Allowing Wheat Imports at Zero Duty is a Well Informed Decision
Critical comments from certain interest groups on the government’s recent decision to allow wheat import at nil duty is not just amusing but also seems to be removed from reality.
Let’s get the facts clear. That the Agriculture Ministry’s production estimate of 93.5 million tonnes (mt) for 2015-16 might be overstated to the extent of 5-6 mt is now fairly evident going by procurement and stock data as well as market price behaviour.
The government managed to procure just about 22 mt versus the target of 28 mt. As of November 1, the Central Pool had only 19 mt, far below the 30 mt stock exactly a year ago.
If one were to account for disappearance (consumption demand) from November 2016 to March 2017, wheat stocks at the beginning of the next season on April 1, 2017 would touch a multi-year low and be well below 10 mt.
The earliest wheat harvest starts in Gujarat, by end-March, and the harvested quantity should be modest.
The crop will be ready in major growing States — Punjab, Haryana, Uttar Pradesh, Madhya Pradesh and Rajasthan — by early April.
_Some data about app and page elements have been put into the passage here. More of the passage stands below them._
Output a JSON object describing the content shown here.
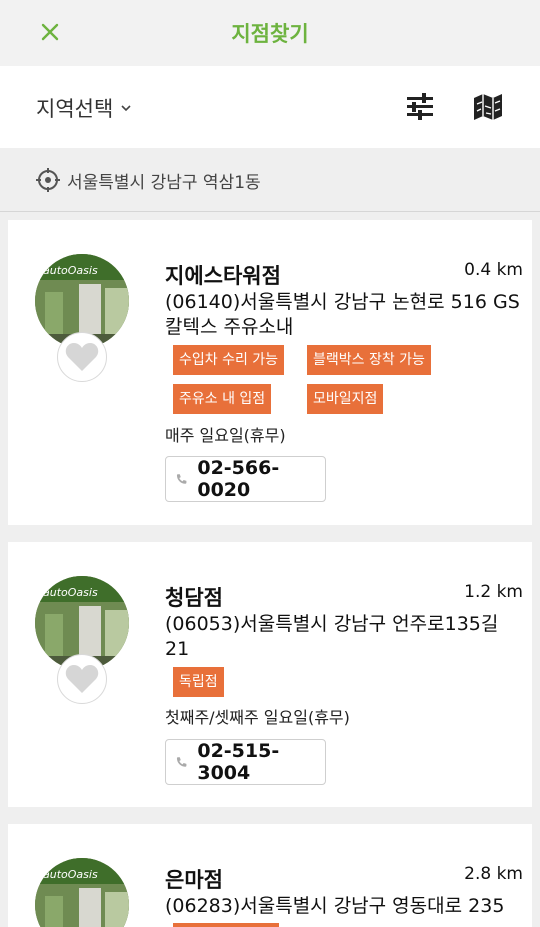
{
  "header": {
    "title": "지점찾기",
    "accent": "#6db33f"
  },
  "filter": {
    "region_label": "지역선택"
  },
  "location": {
    "current": "서울특별시 강남구 역삼1동"
  },
  "branches": [
    {
      "name": "지에스타워점",
      "distance": "0.4 km",
      "address": "(06140)서울특별시 강남구 논현로 516 GS칼텍스 주유소내",
      "tags": [
        "수입차 수리 가능",
        "블랙박스 장착 가능",
        "주유소 내 입점",
        "모바일지점"
      ],
      "hours": "매주 일요일(휴무)",
      "phone": "02-566-0020"
    },
    {
      "name": "청담점",
      "distance": "1.2 km",
      "address": "(06053)서울특별시 강남구 언주로135길 21",
      "tags": [
        "독립점"
      ],
      "hours": "첫째주/셋째주 일요일(휴무)",
      "phone": "02-515-3004"
    },
    {
      "name": "은마점",
      "distance": "2.8 km",
      "address": "(06283)서울특별시 강남구 영동대로 235"
    }
  ],
  "colors": {
    "tag": "#e8703a",
    "background": "#efefef"
  },
  "icons": {
    "close": "close-icon",
    "chevron": "chevron-down-icon",
    "filter": "sliders-icon",
    "map": "map-icon",
    "location": "crosshair-icon",
    "favorite": "heart-icon",
    "phone": "phone-icon"
  }
}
In other words, we still have three months to go.
Meanwhile, the India Meteorological Department has come up with a forecast of a mild winter. If the winter is less severe than normal, the wheat crop is sure to be affected.
It is well known that Indian wheat is at the limit of heat tolerance. Even a 1.5 degree Celsius increase above the normal day temperature will reduce yields markedly. Last but not the least is the risk of unseasonal rains and hailstorms during harvest.
We had unfavourable weather for three consecutive years — in 2014, 2015 and in 2016. There is no guarantee that adverse weather will not return in 2017.
On the whole, the production target of 96.5 mt for 2016-17 seems to be ambitious. At this point in time, it is premature to speculate on the harvest size but it would be an achievement if production touches 90 mt.
The market has taken cognisance of all the risks — inventory, production, weather — and it is reflected in market prices. Wheat prices on the spot and futures segment have breached the psychological barrier of ?2,000 a quintal.
Rates have spurted by over 10 per cent from September with a further upside price risk clearly visible. In view of the above, it is clear that the decision to permit wheat imports at zero duty is a well-informed one.
The Agriculture Ministry may still stick to its estimate of 93.5 mt, but the market clearly has other ideas.
Is the liberal import policy hurting growers? Hardly. The next harvest is three months away and public stocks have been falling rapidly and availability tightening. Flour mills in South India are the worst hit because of high transport cost from producing centres to consuming destinations.
Is the zero import duty forever? Certainly not, and it cannot be. Even as imports bring some relief to industrial users such as flour mills and consumers, the policymakers are sure to monitor the progress of the wheat crop and review the status, possibly by mid-March.
If the prospects appear promising and if prices move down markedly from the current high levels, nothing can prevent the government from imposing a customs duty on wheat imports.